* _TASK_:
Locate each line of the material that contains "people", then return it.

START MATERIAL SUPPLIED

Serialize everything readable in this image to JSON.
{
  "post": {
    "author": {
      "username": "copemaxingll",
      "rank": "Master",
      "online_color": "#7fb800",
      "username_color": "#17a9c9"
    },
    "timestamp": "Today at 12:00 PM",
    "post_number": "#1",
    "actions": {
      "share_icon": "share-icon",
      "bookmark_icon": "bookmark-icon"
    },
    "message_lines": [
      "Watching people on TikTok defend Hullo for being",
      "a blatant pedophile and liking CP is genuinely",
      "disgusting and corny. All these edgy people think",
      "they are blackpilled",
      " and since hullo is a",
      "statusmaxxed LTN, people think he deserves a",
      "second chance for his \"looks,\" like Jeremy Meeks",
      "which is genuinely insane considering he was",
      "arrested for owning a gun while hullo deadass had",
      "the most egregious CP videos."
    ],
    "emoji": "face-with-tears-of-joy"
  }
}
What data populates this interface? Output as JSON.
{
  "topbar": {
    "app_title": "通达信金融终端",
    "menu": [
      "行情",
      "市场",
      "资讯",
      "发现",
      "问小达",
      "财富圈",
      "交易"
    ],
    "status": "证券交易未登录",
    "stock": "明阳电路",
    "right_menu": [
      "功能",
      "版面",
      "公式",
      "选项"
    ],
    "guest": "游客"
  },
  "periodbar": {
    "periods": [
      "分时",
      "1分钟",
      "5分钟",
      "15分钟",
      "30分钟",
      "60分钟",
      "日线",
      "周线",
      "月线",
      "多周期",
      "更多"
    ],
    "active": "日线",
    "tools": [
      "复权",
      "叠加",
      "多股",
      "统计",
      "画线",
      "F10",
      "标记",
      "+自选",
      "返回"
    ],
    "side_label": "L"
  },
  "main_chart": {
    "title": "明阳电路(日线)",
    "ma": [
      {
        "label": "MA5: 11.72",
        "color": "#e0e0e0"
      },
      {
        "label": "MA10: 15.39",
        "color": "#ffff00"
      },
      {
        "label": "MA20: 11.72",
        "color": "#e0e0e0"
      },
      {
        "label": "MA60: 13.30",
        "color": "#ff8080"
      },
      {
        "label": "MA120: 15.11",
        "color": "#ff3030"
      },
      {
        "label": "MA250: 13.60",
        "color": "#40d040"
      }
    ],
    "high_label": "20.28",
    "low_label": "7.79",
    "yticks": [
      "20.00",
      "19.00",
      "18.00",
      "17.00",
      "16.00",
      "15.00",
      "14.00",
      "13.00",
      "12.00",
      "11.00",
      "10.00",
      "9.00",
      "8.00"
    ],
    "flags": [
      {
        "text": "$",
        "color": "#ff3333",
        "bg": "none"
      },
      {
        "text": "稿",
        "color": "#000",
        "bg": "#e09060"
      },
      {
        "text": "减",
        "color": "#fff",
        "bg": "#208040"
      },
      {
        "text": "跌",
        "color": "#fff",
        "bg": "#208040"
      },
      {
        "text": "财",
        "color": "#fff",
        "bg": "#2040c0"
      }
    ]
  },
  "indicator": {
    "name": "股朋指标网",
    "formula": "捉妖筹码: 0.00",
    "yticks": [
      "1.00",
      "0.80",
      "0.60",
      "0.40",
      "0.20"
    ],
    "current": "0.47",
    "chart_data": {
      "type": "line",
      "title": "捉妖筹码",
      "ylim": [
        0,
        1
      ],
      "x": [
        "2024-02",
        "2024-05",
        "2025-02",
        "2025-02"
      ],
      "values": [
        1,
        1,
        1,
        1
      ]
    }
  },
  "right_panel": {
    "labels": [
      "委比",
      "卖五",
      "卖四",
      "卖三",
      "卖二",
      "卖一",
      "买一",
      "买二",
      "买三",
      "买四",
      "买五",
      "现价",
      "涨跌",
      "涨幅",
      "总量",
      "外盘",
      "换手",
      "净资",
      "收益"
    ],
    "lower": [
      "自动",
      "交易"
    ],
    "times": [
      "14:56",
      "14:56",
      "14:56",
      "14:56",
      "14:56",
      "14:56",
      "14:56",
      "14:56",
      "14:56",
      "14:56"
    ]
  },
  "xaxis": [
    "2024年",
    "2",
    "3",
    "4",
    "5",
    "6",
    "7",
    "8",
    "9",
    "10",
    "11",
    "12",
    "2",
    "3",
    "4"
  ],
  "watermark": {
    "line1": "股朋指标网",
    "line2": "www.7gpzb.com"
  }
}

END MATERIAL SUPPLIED

* _EXERCISE SOLUTION_:
      "Watching people on TikTok defend Hullo for being",
      "disgusting and corny. All these edgy people think",
      "statusmaxxed LTN, people think he deserves a",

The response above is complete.